Ten million American service men and women came home at the close of WWII, eager to turn their energies from fighting to building a modern postwar nation. An emerging network of interstate highways would encourage a new scale of housing in large new suburbs, places like Levittown, New York, where the company’s factory produced one four room house every 16 minutes in 1950.
The Depression, followed by the war years, had left the nation with a critical housing shortage. Where would the army of returning GI’s live?
History Detectives investigates a discovery which may offer a unique look at how necessity became the mother of invention in postwar America. Has a boxcar been used to build a couple's Lakewood home?
- Also with Gwen Wright Nora Holt Autograph Book Why did this Harlem Renaissance luminary own a book filled with U.S. Presidents' signatures?
- Also with Gwen Wright Moon Museum Was work by major artists, including Andy Warhol, smuggled to the moon?

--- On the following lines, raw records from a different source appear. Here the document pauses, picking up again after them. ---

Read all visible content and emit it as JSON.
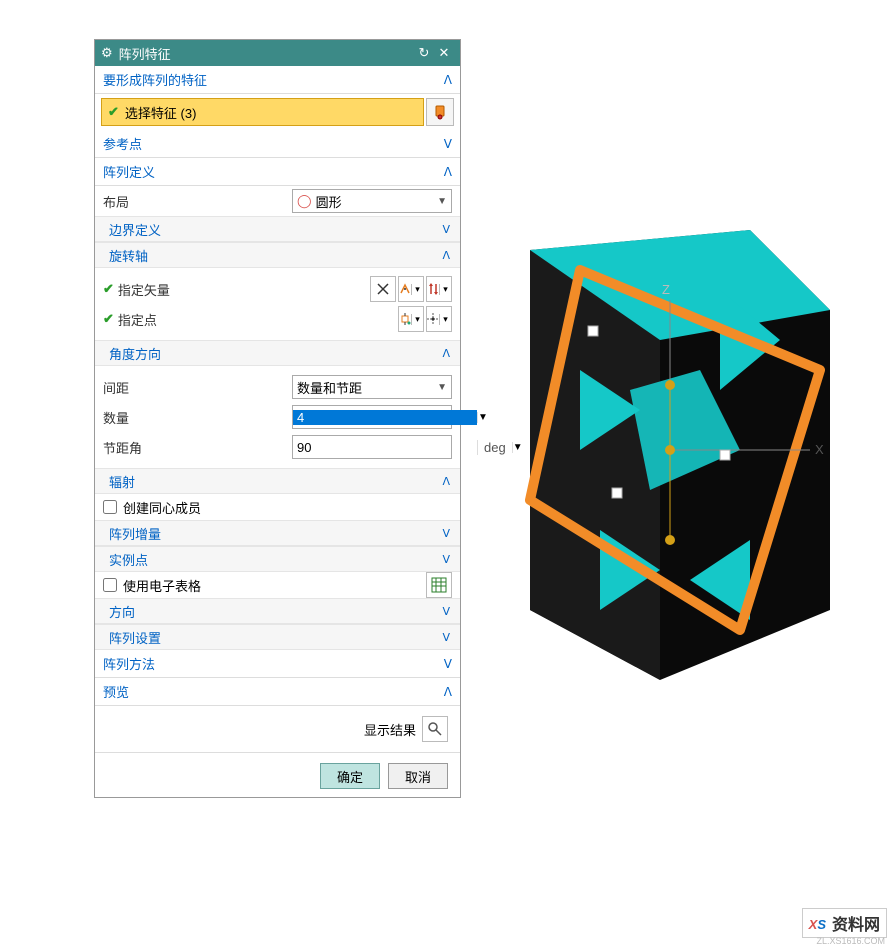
{
  "title": "阵列特征",
  "sections": {
    "features": {
      "title": "要形成阵列的特征",
      "selected_label": "选择特征 (3)"
    },
    "refpoint": {
      "title": "参考点"
    },
    "definition": {
      "title": "阵列定义",
      "layout_label": "布局",
      "layout_value": "圆形",
      "boundary": "边界定义",
      "axis": {
        "title": "旋转轴",
        "vector_label": "指定矢量",
        "point_label": "指定点"
      },
      "angle": {
        "title": "角度方向",
        "spacing_label": "间距",
        "spacing_value": "数量和节距",
        "count_label": "数量",
        "count_value": "4",
        "pitch_label": "节距角",
        "pitch_value": "90",
        "pitch_unit": "deg"
      },
      "radiate": {
        "title": "辐射",
        "concentric_label": "创建同心成员"
      },
      "increment": "阵列增量",
      "instance_points": "实例点",
      "spreadsheet_label": "使用电子表格",
      "orientation": "方向",
      "settings": "阵列设置"
    },
    "method": {
      "title": "阵列方法"
    },
    "preview": {
      "title": "预览",
      "show_result": "显示结果"
    }
  },
  "buttons": {
    "ok": "确定",
    "cancel": "取消"
  },
  "watermark": {
    "brand1": "X",
    "brand2": "S",
    "label": "资料网",
    "url": "ZL.XS1616.COM"
  }
}
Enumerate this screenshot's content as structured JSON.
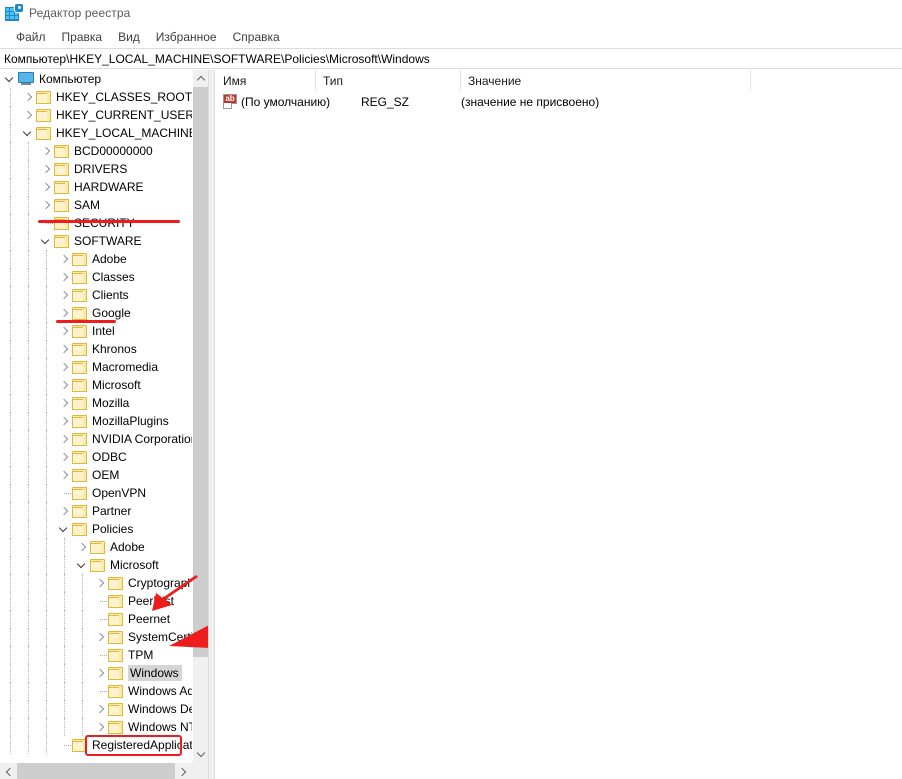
{
  "window": {
    "title": "Редактор реестра",
    "app_icon": "registry-editor-icon"
  },
  "menubar": {
    "items": [
      {
        "label": "Файл"
      },
      {
        "label": "Правка"
      },
      {
        "label": "Вид"
      },
      {
        "label": "Избранное"
      },
      {
        "label": "Справка"
      }
    ]
  },
  "address": {
    "path": "Компьютер\\HKEY_LOCAL_MACHINE\\SOFTWARE\\Policies\\Microsoft\\Windows"
  },
  "tree": {
    "rows": [
      {
        "label": "Компьютер",
        "indent": 0,
        "state": "expanded",
        "icon": "computer-icon"
      },
      {
        "label": "HKEY_CLASSES_ROOT",
        "indent": 1,
        "state": "collapsed",
        "icon": "folder-icon"
      },
      {
        "label": "HKEY_CURRENT_USER",
        "indent": 1,
        "state": "collapsed",
        "icon": "folder-icon"
      },
      {
        "label": "HKEY_LOCAL_MACHINE",
        "indent": 1,
        "state": "expanded",
        "icon": "folder-icon"
      },
      {
        "label": "BCD00000000",
        "indent": 2,
        "state": "collapsed",
        "icon": "folder-icon"
      },
      {
        "label": "DRIVERS",
        "indent": 2,
        "state": "collapsed",
        "icon": "folder-icon"
      },
      {
        "label": "HARDWARE",
        "indent": 2,
        "state": "collapsed",
        "icon": "folder-icon"
      },
      {
        "label": "SAM",
        "indent": 2,
        "state": "collapsed",
        "icon": "folder-icon"
      },
      {
        "label": "SECURITY",
        "indent": 2,
        "state": "leaf",
        "icon": "folder-icon"
      },
      {
        "label": "SOFTWARE",
        "indent": 2,
        "state": "expanded",
        "icon": "folder-icon"
      },
      {
        "label": "Adobe",
        "indent": 3,
        "state": "collapsed",
        "icon": "folder-icon"
      },
      {
        "label": "Classes",
        "indent": 3,
        "state": "collapsed",
        "icon": "folder-icon"
      },
      {
        "label": "Clients",
        "indent": 3,
        "state": "collapsed",
        "icon": "folder-icon"
      },
      {
        "label": "Google",
        "indent": 3,
        "state": "collapsed",
        "icon": "folder-icon"
      },
      {
        "label": "Intel",
        "indent": 3,
        "state": "collapsed",
        "icon": "folder-icon"
      },
      {
        "label": "Khronos",
        "indent": 3,
        "state": "collapsed",
        "icon": "folder-icon"
      },
      {
        "label": "Macromedia",
        "indent": 3,
        "state": "collapsed",
        "icon": "folder-icon"
      },
      {
        "label": "Microsoft",
        "indent": 3,
        "state": "collapsed",
        "icon": "folder-icon"
      },
      {
        "label": "Mozilla",
        "indent": 3,
        "state": "collapsed",
        "icon": "folder-icon"
      },
      {
        "label": "MozillaPlugins",
        "indent": 3,
        "state": "collapsed",
        "icon": "folder-icon"
      },
      {
        "label": "NVIDIA Corporation",
        "indent": 3,
        "state": "collapsed",
        "icon": "folder-icon"
      },
      {
        "label": "ODBC",
        "indent": 3,
        "state": "collapsed",
        "icon": "folder-icon"
      },
      {
        "label": "OEM",
        "indent": 3,
        "state": "collapsed",
        "icon": "folder-icon"
      },
      {
        "label": "OpenVPN",
        "indent": 3,
        "state": "leaf",
        "icon": "folder-icon"
      },
      {
        "label": "Partner",
        "indent": 3,
        "state": "collapsed",
        "icon": "folder-icon"
      },
      {
        "label": "Policies",
        "indent": 3,
        "state": "expanded",
        "icon": "folder-icon"
      },
      {
        "label": "Adobe",
        "indent": 4,
        "state": "collapsed",
        "icon": "folder-icon"
      },
      {
        "label": "Microsoft",
        "indent": 4,
        "state": "expanded",
        "icon": "folder-icon"
      },
      {
        "label": "Cryptography",
        "indent": 5,
        "state": "collapsed",
        "icon": "folder-icon"
      },
      {
        "label": "PeerDist",
        "indent": 5,
        "state": "leaf",
        "icon": "folder-icon"
      },
      {
        "label": "Peernet",
        "indent": 5,
        "state": "leaf",
        "icon": "folder-icon"
      },
      {
        "label": "SystemCertificates",
        "indent": 5,
        "state": "collapsed",
        "icon": "folder-icon"
      },
      {
        "label": "TPM",
        "indent": 5,
        "state": "leaf",
        "icon": "folder-icon"
      },
      {
        "label": "Windows",
        "indent": 5,
        "state": "collapsed",
        "icon": "folder-icon",
        "selected": true
      },
      {
        "label": "Windows Advanced Threat Protection",
        "indent": 5,
        "state": "leaf",
        "icon": "folder-icon"
      },
      {
        "label": "Windows Defender",
        "indent": 5,
        "state": "collapsed",
        "icon": "folder-icon"
      },
      {
        "label": "Windows NT",
        "indent": 5,
        "state": "collapsed",
        "icon": "folder-icon"
      },
      {
        "label": "RegisteredApplications",
        "indent": 3,
        "state": "leaf",
        "icon": "folder-icon"
      }
    ]
  },
  "list": {
    "columns": [
      {
        "label": "Имя"
      },
      {
        "label": "Тип"
      },
      {
        "label": "Значение"
      }
    ],
    "rows": [
      {
        "icon": "string-value-icon",
        "icon_text": "ab",
        "name": "(По умолчанию)",
        "type": "REG_SZ",
        "value": "(значение не присвоено)"
      }
    ]
  },
  "annotations": {
    "accent_color": "#ee1c1c",
    "underlines": [
      {
        "target": "HKEY_LOCAL_MACHINE"
      },
      {
        "target": "SOFTWARE"
      }
    ],
    "arrows": [
      {
        "target": "Policies"
      },
      {
        "target": "Microsoft"
      }
    ],
    "boxes": [
      {
        "target": "Windows"
      }
    ]
  },
  "scrollbars": {
    "vertical_arrow_up": "chevron-up-icon",
    "vertical_arrow_down": "chevron-down-icon",
    "horizontal_arrow_left": "chevron-left-icon",
    "horizontal_arrow_right": "chevron-right-icon"
  }
}
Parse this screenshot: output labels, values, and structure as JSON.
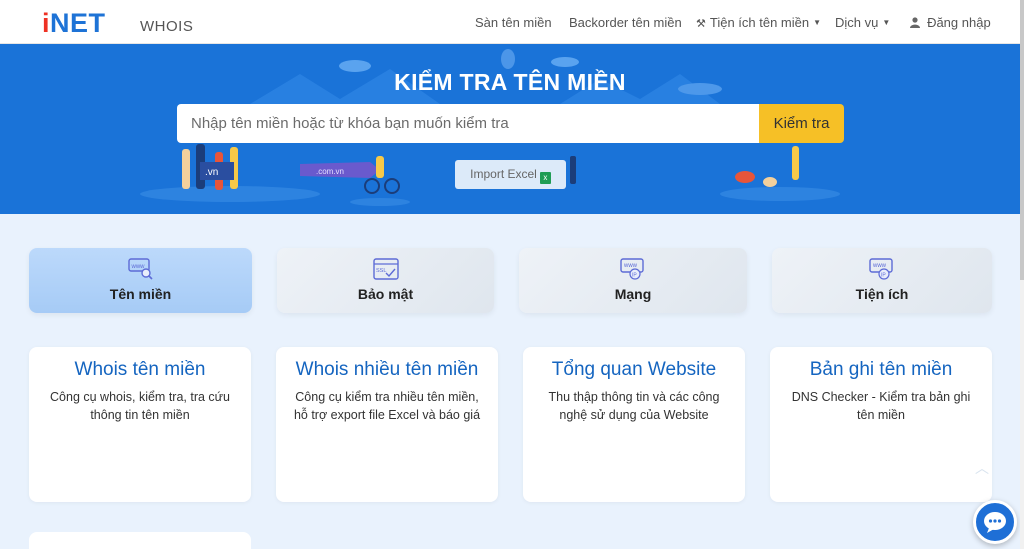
{
  "brand": {
    "logo_i": "i",
    "logo_net": "NET",
    "subtitle": "WHOIS"
  },
  "nav": {
    "items": [
      {
        "label": "Sàn tên miền"
      },
      {
        "label": "Backorder tên miền"
      },
      {
        "label": "Tiện ích tên miền",
        "has_dropdown": true,
        "icon": "tools-icon"
      },
      {
        "label": "Dịch vụ",
        "has_dropdown": true
      },
      {
        "label": "Đăng nhập",
        "icon": "user-icon"
      }
    ]
  },
  "hero": {
    "title": "KIỂM TRA TÊN MIỀN",
    "search_placeholder": "Nhập tên miền hoặc từ khóa bạn muốn kiểm tra",
    "search_value": "",
    "search_button": "Kiểm tra",
    "import_button": "Import Excel",
    "illustration_labels": {
      "vn": ".vn",
      "comvn": ".com.vn"
    }
  },
  "tabs": [
    {
      "label": "Tên miền",
      "icon": "www-search-icon",
      "active": true
    },
    {
      "label": "Bảo mật",
      "icon": "ssl-icon",
      "active": false
    },
    {
      "label": "Mạng",
      "icon": "www-ip-icon",
      "active": false
    },
    {
      "label": "Tiện ích",
      "icon": "www-ip-icon",
      "active": false
    }
  ],
  "cards": [
    {
      "title": "Whois tên miền",
      "desc": "Công cụ whois, kiểm tra, tra cứu thông tin tên miền"
    },
    {
      "title": "Whois nhiều tên miền",
      "desc": "Công cụ kiểm tra nhiều tên miền, hỗ trợ export file Excel và báo giá"
    },
    {
      "title": "Tổng quan Website",
      "desc": "Thu thập thông tin và các công nghệ sử dụng của Website"
    },
    {
      "title": "Bản ghi tên miền",
      "desc": "DNS Checker - Kiểm tra bản ghi tên miền"
    }
  ],
  "colors": {
    "hero_bg": "#1a73d8",
    "accent_yellow": "#f6c026",
    "brand_red": "#ee3124",
    "brand_blue": "#1e73d6",
    "card_title": "#1565c0"
  }
}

- Also with Gwen Wright China Marine Jacket Can the symbols on this jacket identify a marine who may have witnessed paradise tumbling into disaster?
- Also in Post War: 1945-1960 Charlie Parker's Saxophone Could this be jazz legend Charlie "Bird" Parker's saxophone?
- Also in Season 7 War Dog letter The military put great effort into a new War Dogs program during WWII. What went wrong on Cat Island?
- Also in Season 7 Seadrome Did floating airports dot the Atlantic before modern air travel?
This is a place for opinions, comments, questions and discussion; a place where viewers of History Detectives can express their points of view and connect with others who value history. We ask that posters be polite and respectful of all opinions. History Detectives reserves the right to delete comments that don’t conform to this conduct. We will not respond to every post, but will do our best to answer specific questions, or address an error.